By day, I'm a domestic violence prosecutor. By night, I read romance to restore my faith in love, relationships, and humanity in general. 

DNF at 28%

Whatever You Like - Maureen Smith

I picked this up because I was intrigued by the recent review at Smart Bitches, Trashy Books, because I have a weakness for the escort/courtesan/prostitute as protagonist trope, and because it was on sale. After starting it, I was briefly even more intrigued to learn the protagonists are African American (which you'd never know from the pasty pale headless couple on the book cover).


Alas, even with all that intrigue, this was not for me. On their first date, Lena lays the ground rules: she is paid for companionship, not sex. Roderick ignores this, corners her in an alcove, fondles her, and then has dubiously-consensual sex with her in the limo while bringing her home.


She says that was a mistake and she doesn't want to see him again. Two weeks later, he shows up at her day job (not the escort job that the day job supervisors obviously don't know about, and by this point the reader knows she works two jobs because she's supporting an elderly grandparent and her layabout little sister, as well as herself) having already ingratiated himself with her boss. He takes her to lunch, and basically tells her he'll give her employer (not even her personally!) a half million dollars if she agrees to be his sex slave for for three weeks. If she says no, no deal, and what is she supposed to tell her boss?


I don't know what Lena did when faced with this dilemma (though I can guess), because that was where I call foul.


Whatever You Like buys into the fallacy famously presented by Fifty Shades and its ilk that stalking and sexual coercion is okay, sexy even, if the man doing it is a handsome billionaire. There's a meme making the social media rounds:

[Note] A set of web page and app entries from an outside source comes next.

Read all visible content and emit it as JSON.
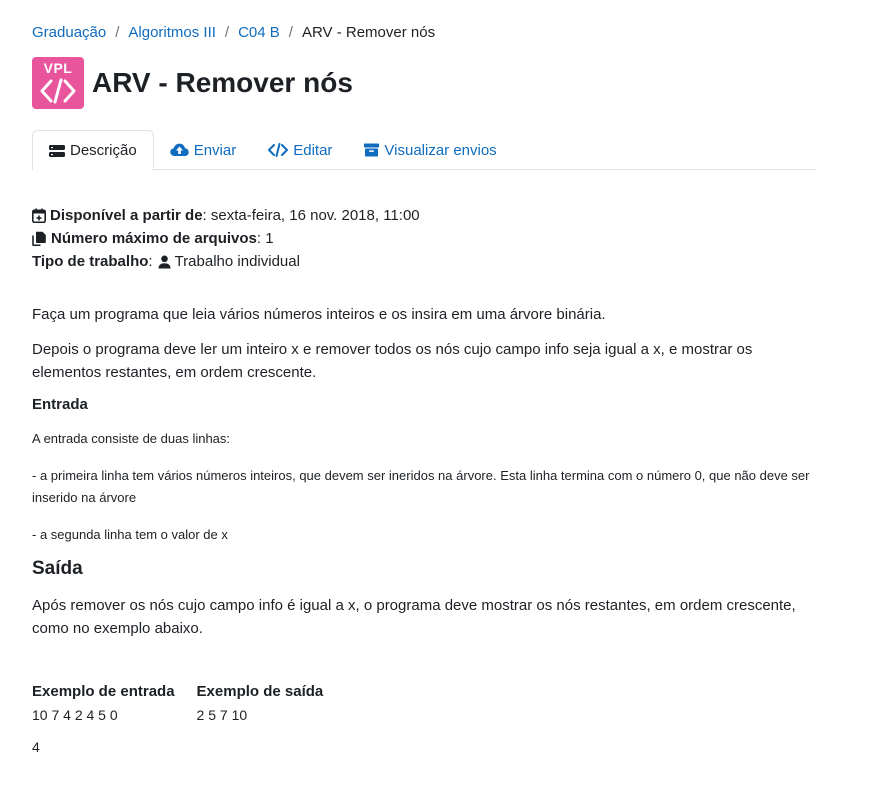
{
  "breadcrumb": {
    "items": [
      "Graduação",
      "Algoritmos III",
      "C04 B"
    ],
    "separator": "/",
    "current": "ARV - Remover nós"
  },
  "header": {
    "logo_text": "VPL",
    "title": "ARV - Remover nós"
  },
  "tabs": [
    {
      "label": "Descrição",
      "icon": "list-icon",
      "active": true
    },
    {
      "label": "Enviar",
      "icon": "cloud-upload-icon",
      "active": false
    },
    {
      "label": "Editar",
      "icon": "code-icon",
      "active": false
    },
    {
      "label": "Visualizar envios",
      "icon": "archive-icon",
      "active": false
    }
  ],
  "meta": {
    "available_label": "Disponível a partir de",
    "available_value": ": sexta-feira, 16 nov. 2018, 11:00",
    "max_files_label": "Número máximo de arquivos",
    "max_files_value": ": 1",
    "work_type_label": "Tipo de trabalho",
    "work_type_sep": ":",
    "work_type_value": "Trabalho individual"
  },
  "content": {
    "p1": "Faça um programa que leia vários números inteiros e os insira em uma árvore binária.",
    "p2": "Depois o programa deve ler um inteiro x e remover todos os nós cujo campo info seja igual a x, e mostrar os elementos restantes, em ordem crescente.",
    "entrada_heading": "Entrada",
    "entrada_p1": "A entrada consiste de duas linhas:",
    "entrada_p2": "- a primeira linha tem vários números inteiros, que devem ser ineridos na árvore. Esta linha termina com o número 0, que não deve ser inserido na árvore",
    "entrada_p3": "- a segunda linha tem o valor de x",
    "saida_heading": "Saída",
    "saida_p1": "Após remover os nós cujo campo info é igual a x, o programa deve mostrar os nós restantes, em ordem crescente, como no exemplo abaixo."
  },
  "example": {
    "input_header": "Exemplo de entrada",
    "output_header": "Exemplo de saída",
    "input_line1": "10 7 4 2 4 5 0",
    "input_line2": "4",
    "output_line1": "2 5 7 10"
  },
  "colors": {
    "link": "#0f6cbf",
    "logo_bg": "#e8559d",
    "text": "#1d2125"
  }
}
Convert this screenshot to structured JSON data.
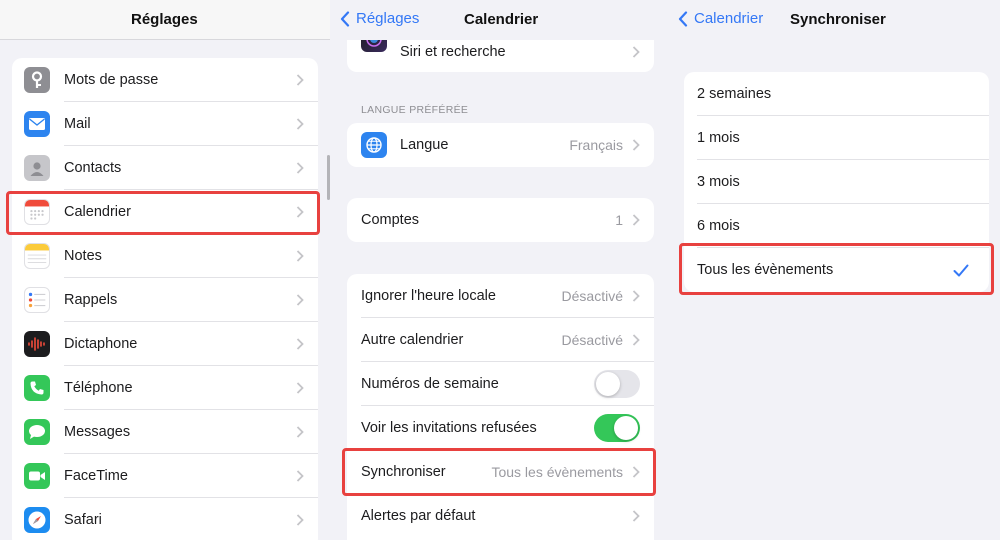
{
  "left_panel": {
    "title": "Réglages",
    "items": [
      {
        "label": "Mots de passe",
        "icon": "key-icon",
        "color": "#8e8e93"
      },
      {
        "label": "Mail",
        "icon": "mail-icon",
        "color": "#2d84ef"
      },
      {
        "label": "Contacts",
        "icon": "contacts-icon",
        "color": "#b9b9bd"
      },
      {
        "label": "Calendrier",
        "icon": "calendar-icon",
        "color": "#ffffff"
      },
      {
        "label": "Notes",
        "icon": "notes-icon",
        "color": "#ffffff"
      },
      {
        "label": "Rappels",
        "icon": "reminders-icon",
        "color": "#ffffff"
      },
      {
        "label": "Dictaphone",
        "icon": "dictaphone-icon",
        "color": "#1c1c1e"
      },
      {
        "label": "Téléphone",
        "icon": "phone-icon",
        "color": "#34c759"
      },
      {
        "label": "Messages",
        "icon": "messages-icon",
        "color": "#34c759"
      },
      {
        "label": "FaceTime",
        "icon": "facetime-icon",
        "color": "#34c759"
      },
      {
        "label": "Safari",
        "icon": "safari-icon",
        "color": "#1d8cf0"
      }
    ]
  },
  "middle_panel": {
    "back_label": "Réglages",
    "title": "Calendrier",
    "siri_label": "Siri et recherche",
    "language_section_header": "LANGUE PRÉFÉRÉE",
    "language_label": "Langue",
    "language_value": "Français",
    "accounts_label": "Comptes",
    "accounts_value": "1",
    "settings": [
      {
        "label": "Ignorer l'heure locale",
        "value": "Désactivé"
      },
      {
        "label": "Autre calendrier",
        "value": "Désactivé"
      },
      {
        "label": "Numéros de semaine",
        "toggle": false
      },
      {
        "label": "Voir les invitations refusées",
        "toggle": true
      },
      {
        "label": "Synchroniser",
        "value": "Tous les évènements"
      },
      {
        "label": "Alertes par défaut",
        "value": ""
      }
    ]
  },
  "right_panel": {
    "back_label": "Calendrier",
    "title": "Synchroniser",
    "options": [
      {
        "label": "2 semaines",
        "selected": false
      },
      {
        "label": "1 mois",
        "selected": false
      },
      {
        "label": "3 mois",
        "selected": false
      },
      {
        "label": "6 mois",
        "selected": false
      },
      {
        "label": "Tous les évènements",
        "selected": true
      }
    ]
  },
  "colors": {
    "accent": "#3478f6",
    "highlight": "#e8413f",
    "toggle_on": "#34c759",
    "toggle_off": "#e5e5ea"
  }
}
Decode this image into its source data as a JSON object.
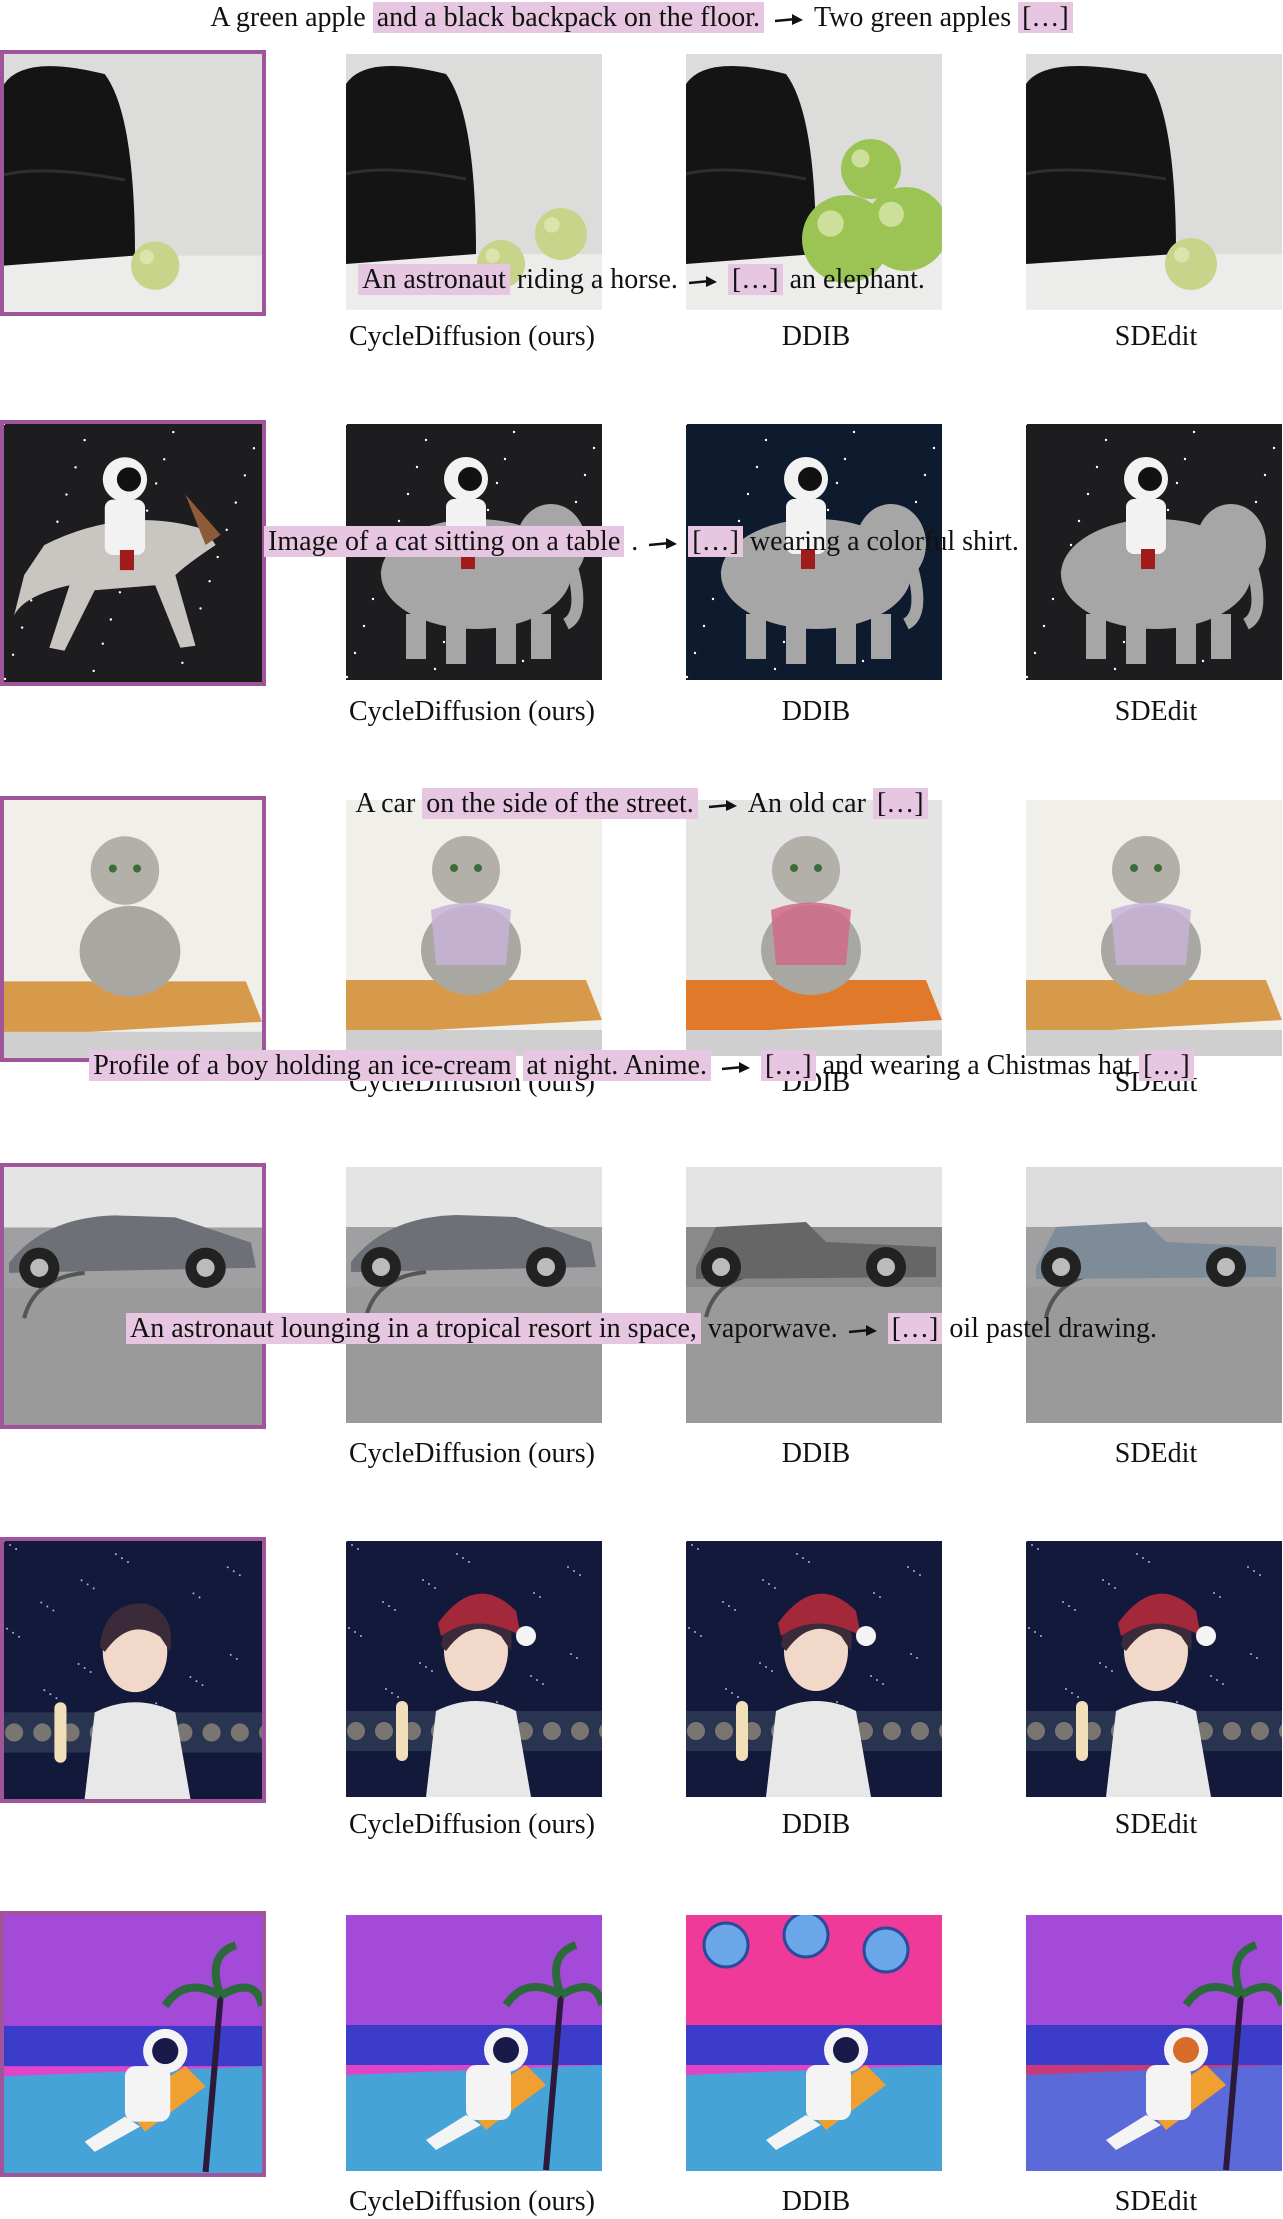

I work with domestic and sexual violence victims, and this kind of behavior is not sexy no matter who does it, and life is too short to read this crap for "entertainment."